As reported on Reddit, their diet consists of:
- Beef, lamb and chicken.
- Various seasonings, plus snacks like chocolate.
They did not indicate where they shop, whether they scope out sales, or if they meal-plan and cook in batches to save money.
USDA Thrifty Plan for a Large Family
While $200 per person (on average) per month may sound like a high grocery bill, especially when you have seven mouths to feed, the family of seven is actually living much more frugally than the family of two when it comes to meals. Redditor KarlsMission spends roughly half as much, per person, as the smaller family.
KarlsMission said they save money by purchasing rice in 25-pound bags and using it as the family’s “main starch.” They also buy staples in bulk each month at Costco.
They wrote: “We’ll have a bill at Costco that is $1000, but that’s a lot of big things that last for a month+. Like we don’t eat a 25lb bag of rice every month, that lasts a few months for sure. We also live rural, so we have to travel to get food, so we tend to try to reduce our trips to as few as possible, so big single purchases vs several smaller ones.”
Since minimizing your trips to the grocery store is one way to save on grocery bills, those monthly Costco runs may help keep their budget in check.
KarlsMission also shared that their family plans to start a garden in the spring, beginning with herbs, and, as time goes on, plant fruit trees and vegetable crops — including beans, carrots, potatoes and peppers that their wife will preserve by canning. That should help reduce the family’s food bills even further below the national average.
Frugal shoppers might aspire to Redditor imhungry4321’s spending habits. This millennial Redditor said they save money by shopping at Aldi and local produce markets, which are open year-round in South Florida.
“I typically buy chicken when it’s on sale at a local butcher/grocery store, and I’ll purchase 20-30LBS and vacuum freeze the chicken. Their sales sometimes include [drum] sticks for 79 cents/lb and $1/lb for chicken breasts,” they wrote.
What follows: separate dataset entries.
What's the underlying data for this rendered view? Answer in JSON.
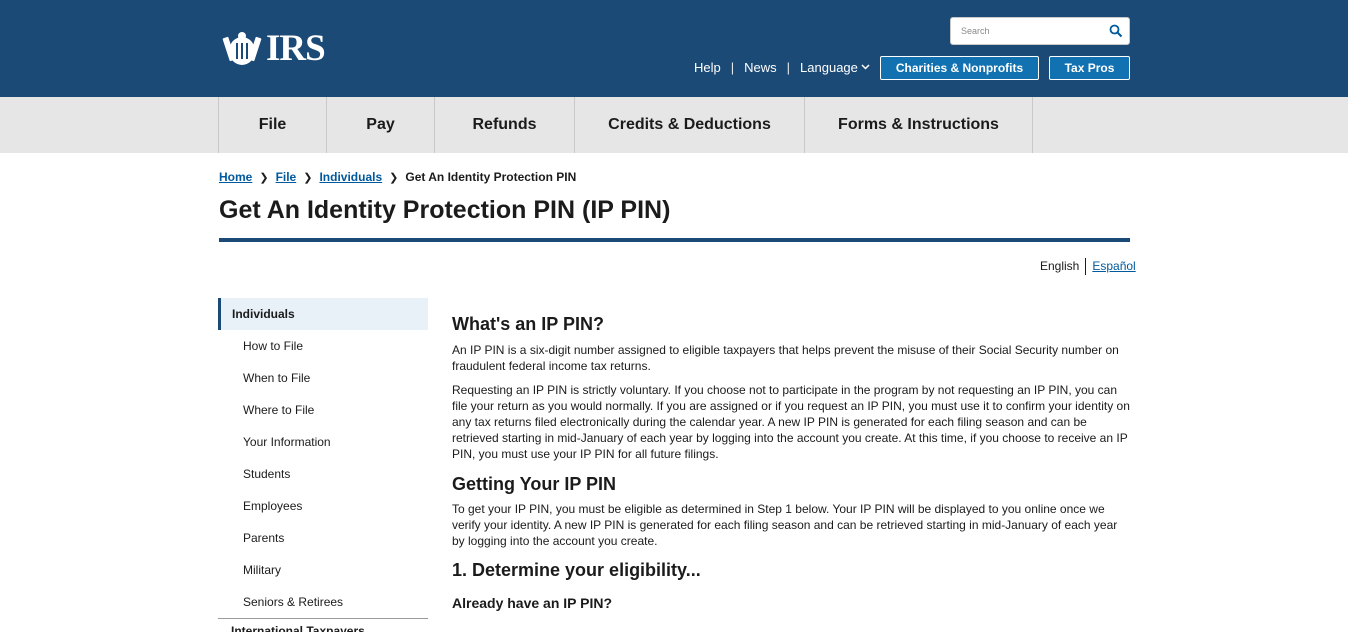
{
  "header": {
    "logo_text": "IRS",
    "search_placeholder": "Search",
    "utility_links": [
      "Help",
      "News",
      "Language"
    ],
    "buttons": [
      "Charities & Nonprofits",
      "Tax Pros"
    ]
  },
  "main_nav": [
    "File",
    "Pay",
    "Refunds",
    "Credits & Deductions",
    "Forms & Instructions"
  ],
  "breadcrumb": {
    "links": [
      "Home",
      "File",
      "Individuals"
    ],
    "current": "Get An Identity Protection PIN"
  },
  "page_title": "Get An Identity Protection PIN (IP PIN)",
  "language_switch": {
    "current": "English",
    "other": "Español"
  },
  "side_nav": {
    "heading": "Individuals",
    "items": [
      "How to File",
      "When to File",
      "Where to File",
      "Your Information",
      "Students",
      "Employees",
      "Parents",
      "Military",
      "Seniors & Retirees"
    ],
    "next_partial": "International Taxpayers"
  },
  "content": {
    "h_what": "What's an IP PIN?",
    "p1": "An IP PIN is a six-digit number assigned to eligible taxpayers that helps prevent the misuse of their Social Security number on fraudulent federal income tax returns.",
    "p2": "Requesting an IP PIN is strictly voluntary. If you choose not to participate in the program by not requesting an IP PIN, you can file your return as you would normally. If you are assigned or if you request an IP PIN, you must use it to confirm your identity on any tax returns filed electronically during the calendar year.  A new IP PIN is generated for each filing season and can be retrieved starting in mid-January of each year by logging into the account you create. At this time, if you choose to receive an IP PIN, you must use your IP PIN for all future filings.",
    "h_getting": "Getting Your IP PIN",
    "p3": "To get your IP PIN, you must be eligible as determined in Step 1 below. Your IP PIN will be displayed to you online once we verify your identity.  A new IP PIN is generated for each filing season and can be retrieved starting in mid-January of each year by logging into the account you create.",
    "h_step1": "1. Determine your eligibility...",
    "h_already": "Already have an IP PIN?"
  },
  "colors": {
    "header_bg": "#1b4a76",
    "nav_bg": "#e6e6e6",
    "link": "#00599c",
    "button_bg": "#1171b1",
    "sidenav_active_bg": "#e9f1f8"
  }
}
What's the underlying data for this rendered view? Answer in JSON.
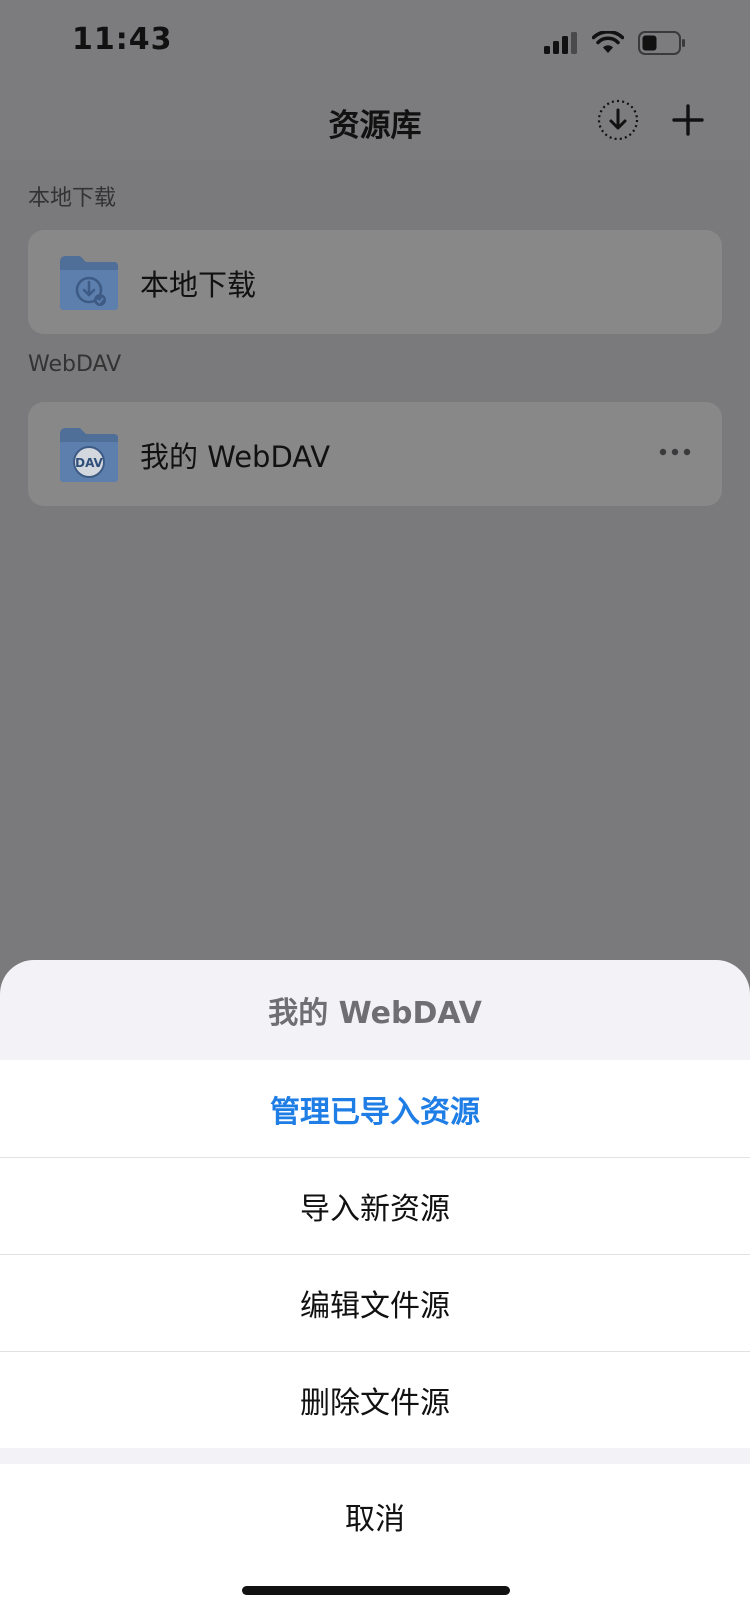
{
  "status_bar": {
    "time": "11:43",
    "icons": [
      "signal-icon",
      "wifi-icon",
      "battery-icon"
    ]
  },
  "navbar": {
    "title": "资源库",
    "icons": {
      "download": "download-circle-icon",
      "add": "plus-icon"
    }
  },
  "sections": {
    "local": {
      "label": "本地下载",
      "item_label": "本地下载",
      "icon": "folder-download-icon"
    },
    "webdav": {
      "label": "WebDAV",
      "item_label": "我的 WebDAV",
      "icon": "folder-dav-icon",
      "dav_badge": "DAV",
      "more_icon": "ellipsis-icon"
    }
  },
  "action_sheet": {
    "title": "我的 WebDAV",
    "options": [
      {
        "label": "管理已导入资源"
      },
      {
        "label": "导入新资源"
      },
      {
        "label": "编辑文件源"
      },
      {
        "label": "删除文件源"
      }
    ],
    "cancel_label": "取消"
  },
  "colors": {
    "accent": "#1f7de6",
    "dim_background": "#7a7a7c",
    "sheet_background": "#f2f2f7"
  }
}
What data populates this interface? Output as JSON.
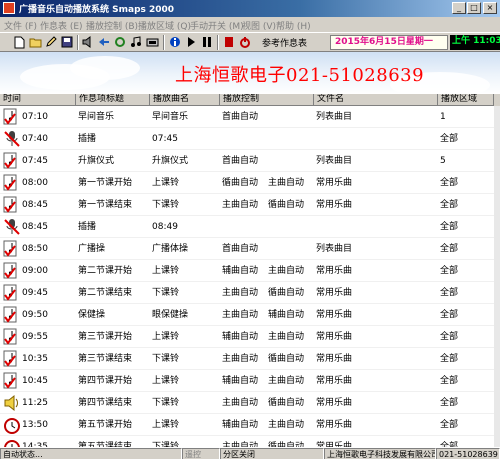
{
  "window": {
    "title": "广播音乐自动播放系统 Smaps 2000",
    "minimize": "_",
    "maximize": "□",
    "close": "×"
  },
  "menu": [
    "文件 (F)",
    "作息表 (E)",
    "播放控制 (B)",
    "播放区域 (Q)",
    "手动开关 (M)",
    "视图 (V)",
    "帮助 (H)"
  ],
  "toolbar": {
    "icons": [
      "new-file-icon",
      "open-folder-icon",
      "edit-icon",
      "save-icon",
      "speaker-icon",
      "back-icon",
      "refresh-icon",
      "music-icon",
      "panel-icon",
      "info-icon",
      "play-icon",
      "pause-icon",
      "bookmark-icon",
      "power-icon"
    ],
    "info_label": "参考作息表",
    "date": "2015年6月15日星期一",
    "clock": "上午 11:03"
  },
  "banner": {
    "company": "上海恒歌电子021-51028639"
  },
  "table": {
    "columns": [
      "时间",
      "作息项标题",
      "播放曲名",
      "播放控制",
      "文件名",
      "播放区域"
    ],
    "rows": [
      {
        "icon": "music-note-check",
        "time": "07:10",
        "title": "早间音乐",
        "song": "早间音乐",
        "ctrl1": "首曲自动",
        "ctrl2": "",
        "file": "列表曲目",
        "zone": "1"
      },
      {
        "icon": "microphone",
        "time": "07:40",
        "title": "插播",
        "song": "07:45",
        "ctrl1": "",
        "ctrl2": "",
        "file": "",
        "zone": "全部"
      },
      {
        "icon": "music-note-check",
        "time": "07:45",
        "title": "升旗仪式",
        "song": "升旗仪式",
        "ctrl1": "首曲自动",
        "ctrl2": "",
        "file": "列表曲目",
        "zone": "5"
      },
      {
        "icon": "music-note-check",
        "time": "08:00",
        "title": "第一节课开始",
        "song": "上课铃",
        "ctrl1": "循曲自动",
        "ctrl2": "主曲自动",
        "file": "常用乐曲",
        "zone": "全部"
      },
      {
        "icon": "music-note-check",
        "time": "08:45",
        "title": "第一节课结束",
        "song": "下课铃",
        "ctrl1": "主曲自动",
        "ctrl2": "循曲自动",
        "file": "常用乐曲",
        "zone": "全部"
      },
      {
        "icon": "microphone",
        "time": "08:45",
        "title": "插播",
        "song": "08:49",
        "ctrl1": "",
        "ctrl2": "",
        "file": "",
        "zone": "全部"
      },
      {
        "icon": "music-note-check",
        "time": "08:50",
        "title": "广播操",
        "song": "广播体操",
        "ctrl1": "首曲自动",
        "ctrl2": "",
        "file": "列表曲目",
        "zone": "全部"
      },
      {
        "icon": "music-note-check",
        "time": "09:00",
        "title": "第二节课开始",
        "song": "上课铃",
        "ctrl1": "辅曲自动",
        "ctrl2": "主曲自动",
        "file": "常用乐曲",
        "zone": "全部"
      },
      {
        "icon": "music-note-check",
        "time": "09:45",
        "title": "第二节课结束",
        "song": "下课铃",
        "ctrl1": "主曲自动",
        "ctrl2": "循曲自动",
        "file": "常用乐曲",
        "zone": "全部"
      },
      {
        "icon": "music-note-check",
        "time": "09:50",
        "title": "保健操",
        "song": "眼保健操",
        "ctrl1": "主曲自动",
        "ctrl2": "辅曲自动",
        "file": "常用乐曲",
        "zone": "全部"
      },
      {
        "icon": "music-note-check",
        "time": "09:55",
        "title": "第三节课开始",
        "song": "上课铃",
        "ctrl1": "辅曲自动",
        "ctrl2": "主曲自动",
        "file": "常用乐曲",
        "zone": "全部"
      },
      {
        "icon": "music-note-check",
        "time": "10:35",
        "title": "第三节课结束",
        "song": "下课铃",
        "ctrl1": "主曲自动",
        "ctrl2": "循曲自动",
        "file": "常用乐曲",
        "zone": "全部"
      },
      {
        "icon": "music-note-check",
        "time": "10:45",
        "title": "第四节课开始",
        "song": "上课铃",
        "ctrl1": "辅曲自动",
        "ctrl2": "主曲自动",
        "file": "常用乐曲",
        "zone": "全部"
      },
      {
        "icon": "speaker",
        "time": "11:25",
        "title": "第四节课结束",
        "song": "下课铃",
        "ctrl1": "主曲自动",
        "ctrl2": "循曲自动",
        "file": "常用乐曲",
        "zone": "全部"
      },
      {
        "icon": "alarm-clock",
        "time": "13:50",
        "title": "第五节课开始",
        "song": "上课铃",
        "ctrl1": "辅曲自动",
        "ctrl2": "主曲自动",
        "file": "常用乐曲",
        "zone": "全部"
      },
      {
        "icon": "alarm-clock",
        "time": "14:35",
        "title": "第五节课结束",
        "song": "下课铃",
        "ctrl1": "主曲自动",
        "ctrl2": "循曲自动",
        "file": "常用乐曲",
        "zone": "全部"
      }
    ]
  },
  "status": {
    "left": "自动状态...",
    "mode": "遥控",
    "zone": "分区关闭",
    "company": "上海恒歌电子科技发展有限公司",
    "phone": "021-51028639"
  },
  "colors": {
    "banner_text": "#ff0000",
    "date_text": "#e0108c",
    "clock_text": "#00ff40",
    "clock_bg": "#000000"
  }
}
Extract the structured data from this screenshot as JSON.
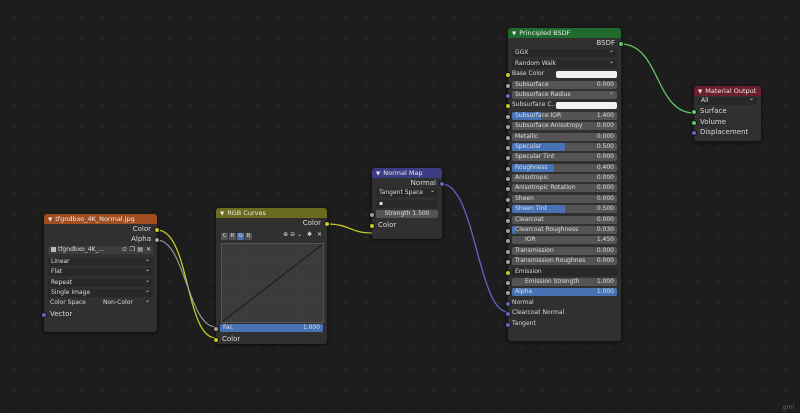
{
  "nodes": {
    "image_texture": {
      "title": "tfgndbxo_4K_Normal.jpg",
      "outputs": [
        "Color",
        "Alpha"
      ],
      "image_name": "tfgndbxo_4K_...",
      "interpolation": "Linear",
      "projection": "Flat",
      "extension": "Repeat",
      "source": "Single Image",
      "color_space_label": "Color Space",
      "color_space_value": "Non-Color",
      "vector_label": "Vector",
      "header_color": "#a04d1f"
    },
    "rgb_curves": {
      "title": "RGB Curves",
      "output": "Color",
      "channels": [
        "C",
        "R",
        "G",
        "B"
      ],
      "active_channel": "G",
      "fac_label": "Fac",
      "fac_value": "1.000",
      "input": "Color",
      "header_color": "#6b6b1f"
    },
    "normal_map": {
      "title": "Normal Map",
      "output": "Normal",
      "space": "Tangent Space",
      "strength_label": "Strength",
      "strength_value": "1.500",
      "input": "Color",
      "header_color": "#3c3c82"
    },
    "principled": {
      "title": "Principled BSDF",
      "output": "BSDF",
      "distribution": "GGX",
      "subsurface_method": "Random Walk",
      "header_color": "#1f6b2e",
      "rows": [
        {
          "label": "Base Color",
          "kind": "color"
        },
        {
          "label": "Subsurface",
          "value": "0.000",
          "fill": 0
        },
        {
          "label": "Subsurface Radius",
          "kind": "dropdown"
        },
        {
          "label": "Subsurface C...",
          "kind": "color"
        },
        {
          "label": "Subsurface IOR",
          "value": "1.400",
          "fill": 0.28
        },
        {
          "label": "Subsurface Anisotropy",
          "value": "0.000",
          "fill": 0
        },
        {
          "label": "Metallic",
          "value": "0.000",
          "fill": 0
        },
        {
          "label": "Specular",
          "value": "0.500",
          "fill": 0.5
        },
        {
          "label": "Specular Tint",
          "value": "0.000",
          "fill": 0
        },
        {
          "label": "Roughness",
          "value": "0.400",
          "fill": 0.4
        },
        {
          "label": "Anisotropic",
          "value": "0.000",
          "fill": 0
        },
        {
          "label": "Anisotropic Rotation",
          "value": "0.000",
          "fill": 0
        },
        {
          "label": "Sheen",
          "value": "0.000",
          "fill": 0
        },
        {
          "label": "Sheen Tint",
          "value": "0.500",
          "fill": 0.5
        },
        {
          "label": "Clearcoat",
          "value": "0.000",
          "fill": 0
        },
        {
          "label": "Clearcoat Roughness",
          "value": "0.030",
          "fill": 0.03
        },
        {
          "label": "IOR",
          "value": "1.450",
          "fill": 0,
          "center": true
        },
        {
          "label": "Transmission",
          "value": "0.000",
          "fill": 0
        },
        {
          "label": "Transmission Roughnes",
          "value": "0.000",
          "fill": 0
        },
        {
          "label": "Emission",
          "kind": "dark"
        },
        {
          "label": "Emission Strength",
          "value": "1.000",
          "fill": 0,
          "center": true
        },
        {
          "label": "Alpha",
          "value": "1.000",
          "fill": 1
        },
        {
          "label": "Normal",
          "kind": "plain"
        },
        {
          "label": "Clearcoat Normal",
          "kind": "plain"
        },
        {
          "label": "Tangent",
          "kind": "plain"
        }
      ]
    },
    "material_output": {
      "title": "Material Output",
      "target": "All",
      "inputs": [
        "Surface",
        "Volume",
        "Displacement"
      ],
      "header_color": "#6b1f2e"
    }
  },
  "watermark": "gml"
}
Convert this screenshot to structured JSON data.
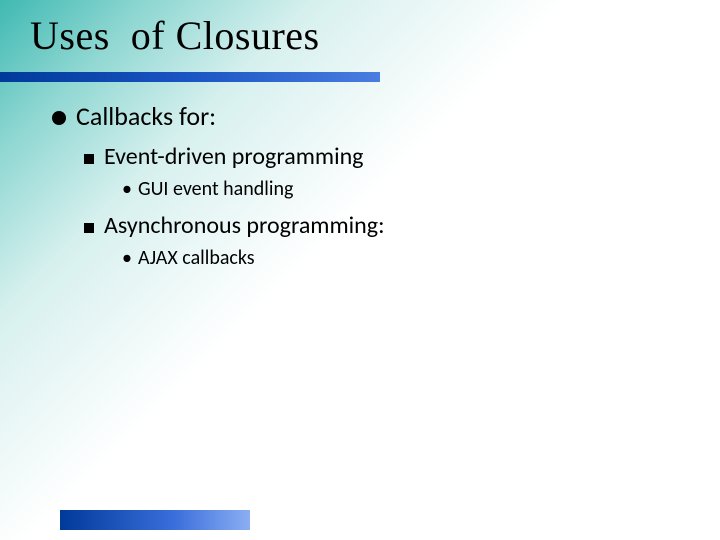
{
  "title": "Uses  of Closures",
  "list": {
    "level1": {
      "text": "Callbacks for:",
      "children": [
        {
          "text": "Event-driven programming",
          "children": [
            {
              "text": "GUI event handling"
            }
          ]
        },
        {
          "text": "Asynchronous programming:",
          "children": [
            {
              "text": "AJAX callbacks"
            }
          ]
        }
      ]
    }
  }
}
Imhungry4321 indicated they also save money by batch-cooking and eating the same lunch every day during the work week.
They keep grocery bills even lower by forgoing pricier meats, although they seem to splurge when friends visit. “When my friends come over, I usually make us shrimp, trout or ceviche,” they wrote.
Purchasing locally caught seafood can help keep grocery bills down. One pound of ceviche can feed four people as a main course, according to Boat-ed. Sam’s Club listed a pound of shrimp ceviche at $7.48 per pound, making it an affordable dish for a crowd.
Other shopping list staples, according to imhungry432, include:
- Tortilla chips (to go with homemade salsa).
- Peanut butter.
The Bottom Line: Saving on Groceries in 2023/2034
If you want to reduce your shopping bills, seek out locally grown produce and shop for local seafood. Avoid pricey beef and pork in favor of chicken. Buy whatever you can in bulk to last for months, provided you have the storage space. Consider cooking lunch in batches for the week based on whatever protein you find on sale.
If you have the time, knowledge, and inclination, you can save a bundle by planting your own garden and canning foods to have during the off-season. Do some research to find out what crops grow best in your climate to maximize your yield.
By speaking with other frugal shoppers, or interacting in Reddit communities, you can also find the best places to shop for deals — and the best foods to buy to last for the month.
More From GOBankingRates